Has the general shelf life / storage duration / packaging hygiene / of pasteurized milk, cream or yogurt significantly increased in the last 30 years in western Europe (or the US)?

Or has there been any trend in reducing the best-before date?


I live in Austria, a developed country, and I like to think it was a developed country even 30 yrs ago when I was a kid :-)

Still, I distinctly remember supermarket milk (we mostly have tetrapak style milk here) or liquid cream, or yogurt to be "off" from time to time, even one day prior or at the best before date.

However, in the last 8 years (2010-2018) I cannot recollect one single instance where milk went bad in the fridge (and, given my kids, I do consciously check this) even a few days over the best-before date.

Note that this is for "normal" pasteurized milk, not what they call ESL milk.

  • 2
    I suspect the supply-chain is much better controlled in terms of temperature these days, and quicker. I can't speak for Austria (hence only a comment) but 30 years ago a lot of milk in the UK was delivered to the house in the morning using open-sided vans, and now it's refrigerated all the way. I think the dates might even have got longer, perhaps reflecting quicker processing and earlier refrigeration.
    – Chris H
    Commented Dec 10, 2018 at 21:53

2 Answers 2


You have to make an important difference here - standard "shelf life" (counted before opening) and the time you have to consume it after opening.

Shelf life (before opening, recognizable by expiration date) has increased.

First, if you are a purist and only talking about traditionally pasteurized milk, there are two technology advances which have contributed to longer shelf life:

  • The whole production cycle is now done under sterile conditions. That is, the milk does not meet any microbes after sterilization.
  • Microfiltration. This not only stabilizes the milk (prevents the separation of cream) but also improves shelf life by removing bacterial spores

Second, there is also ESL, which is a pasteurization process that sits in the middle between traditional pasteurization (30 minutes at 72 Celsius) and UHT processing (seconds at 140+ Celsius). which become very popular, and at least in Germany, it is difficult to find non-ESL milk nowadays. This milk has a shelf life of several weeks (before opening!), as opposed to the several days for traditionally pasteurized milk.

The safe consumption time after opening has not increased, but the signs of spoilage are gone

Your observation of it never going "off" is related to ESL products. One of their drawbacks is that, when they spoil, they don't go sour and thick like raw or traditionally pasteurized milk. They still have the same safe consumption time after opening (3-5 days), and once exposed to air, bacteria grow in them at the same speed as in traditionally pasteurized milk. Since the colony no longer contains significant numbers of lactobacteria though, it doesn't have the traditional appearance of soured milk. It just gets faintly bitter, but if you are not paying much attention, you can mistake it for milk which is still OK and drink it.

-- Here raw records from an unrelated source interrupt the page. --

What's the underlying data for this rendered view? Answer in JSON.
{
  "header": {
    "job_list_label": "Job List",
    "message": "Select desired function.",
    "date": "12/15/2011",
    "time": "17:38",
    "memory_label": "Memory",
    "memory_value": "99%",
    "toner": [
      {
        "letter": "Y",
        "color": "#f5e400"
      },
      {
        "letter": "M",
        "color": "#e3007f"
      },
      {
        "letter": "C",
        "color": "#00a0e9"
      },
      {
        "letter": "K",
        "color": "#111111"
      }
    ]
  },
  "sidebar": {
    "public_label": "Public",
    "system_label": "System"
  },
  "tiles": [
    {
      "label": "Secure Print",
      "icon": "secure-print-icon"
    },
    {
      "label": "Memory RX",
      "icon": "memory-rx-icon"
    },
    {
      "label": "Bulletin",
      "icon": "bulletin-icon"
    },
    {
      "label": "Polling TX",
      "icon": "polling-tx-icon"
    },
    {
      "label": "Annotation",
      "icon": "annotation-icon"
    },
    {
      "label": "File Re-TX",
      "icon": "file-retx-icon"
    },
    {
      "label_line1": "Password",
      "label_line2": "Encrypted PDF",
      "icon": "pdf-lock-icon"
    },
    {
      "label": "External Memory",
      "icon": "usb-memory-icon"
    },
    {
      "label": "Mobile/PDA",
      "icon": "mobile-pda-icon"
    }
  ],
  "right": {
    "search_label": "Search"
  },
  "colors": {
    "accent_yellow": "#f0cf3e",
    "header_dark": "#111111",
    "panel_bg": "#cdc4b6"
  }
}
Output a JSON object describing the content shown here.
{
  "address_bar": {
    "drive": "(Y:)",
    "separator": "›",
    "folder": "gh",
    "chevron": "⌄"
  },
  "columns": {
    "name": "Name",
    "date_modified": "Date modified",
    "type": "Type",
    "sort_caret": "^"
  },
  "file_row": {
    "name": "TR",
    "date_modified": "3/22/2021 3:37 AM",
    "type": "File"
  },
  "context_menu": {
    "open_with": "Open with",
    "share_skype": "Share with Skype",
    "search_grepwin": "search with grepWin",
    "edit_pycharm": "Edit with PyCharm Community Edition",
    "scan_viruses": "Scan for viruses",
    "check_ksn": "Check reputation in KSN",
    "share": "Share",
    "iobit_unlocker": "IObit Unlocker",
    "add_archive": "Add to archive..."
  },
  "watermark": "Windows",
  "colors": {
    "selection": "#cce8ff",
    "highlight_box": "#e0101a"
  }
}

Part of the answer is packaging. In Israel, as little as ten years ago, you could buy milk in plastic bottles, in plastic milk bags, or in milk cartons. Obviously, the milk bags could not last long after opening, since there's no real way to close them. But even between the bottles and the cartons, the plastic bottles always had a significantly shorter expiry date. They would also sometimes be off before officially expired, while the cartons would usually remain fresh for several days after. Today in Israel milk is only sold in cartons.

I can only guess that the cartons allow for better sterilisation of the container, or are less permeable to microbe penetration after packaging.

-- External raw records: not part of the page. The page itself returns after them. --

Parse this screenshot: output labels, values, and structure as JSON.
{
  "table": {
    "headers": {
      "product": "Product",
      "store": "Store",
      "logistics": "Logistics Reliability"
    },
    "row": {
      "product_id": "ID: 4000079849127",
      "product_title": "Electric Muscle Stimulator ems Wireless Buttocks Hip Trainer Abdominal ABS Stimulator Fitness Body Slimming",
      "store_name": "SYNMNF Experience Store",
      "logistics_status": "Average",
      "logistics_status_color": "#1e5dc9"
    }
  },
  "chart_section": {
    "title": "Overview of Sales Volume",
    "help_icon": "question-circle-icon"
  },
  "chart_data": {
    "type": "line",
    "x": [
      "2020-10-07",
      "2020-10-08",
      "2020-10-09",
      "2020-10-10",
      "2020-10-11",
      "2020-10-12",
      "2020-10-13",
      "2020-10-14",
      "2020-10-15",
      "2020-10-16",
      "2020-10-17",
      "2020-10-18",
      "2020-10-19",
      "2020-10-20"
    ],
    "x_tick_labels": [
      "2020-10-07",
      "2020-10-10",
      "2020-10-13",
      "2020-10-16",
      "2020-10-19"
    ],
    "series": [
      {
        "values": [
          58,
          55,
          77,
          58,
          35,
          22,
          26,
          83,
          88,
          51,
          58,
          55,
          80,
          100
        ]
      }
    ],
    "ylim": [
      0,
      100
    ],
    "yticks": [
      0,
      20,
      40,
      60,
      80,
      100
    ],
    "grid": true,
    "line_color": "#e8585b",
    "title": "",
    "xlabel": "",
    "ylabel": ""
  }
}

Your Answer

By clicking “Post Your Answer”, you agree to our terms of service and acknowledge you have read our privacy policy.

Not the answer you're looking for? Browse other questions tagged or ask your own question.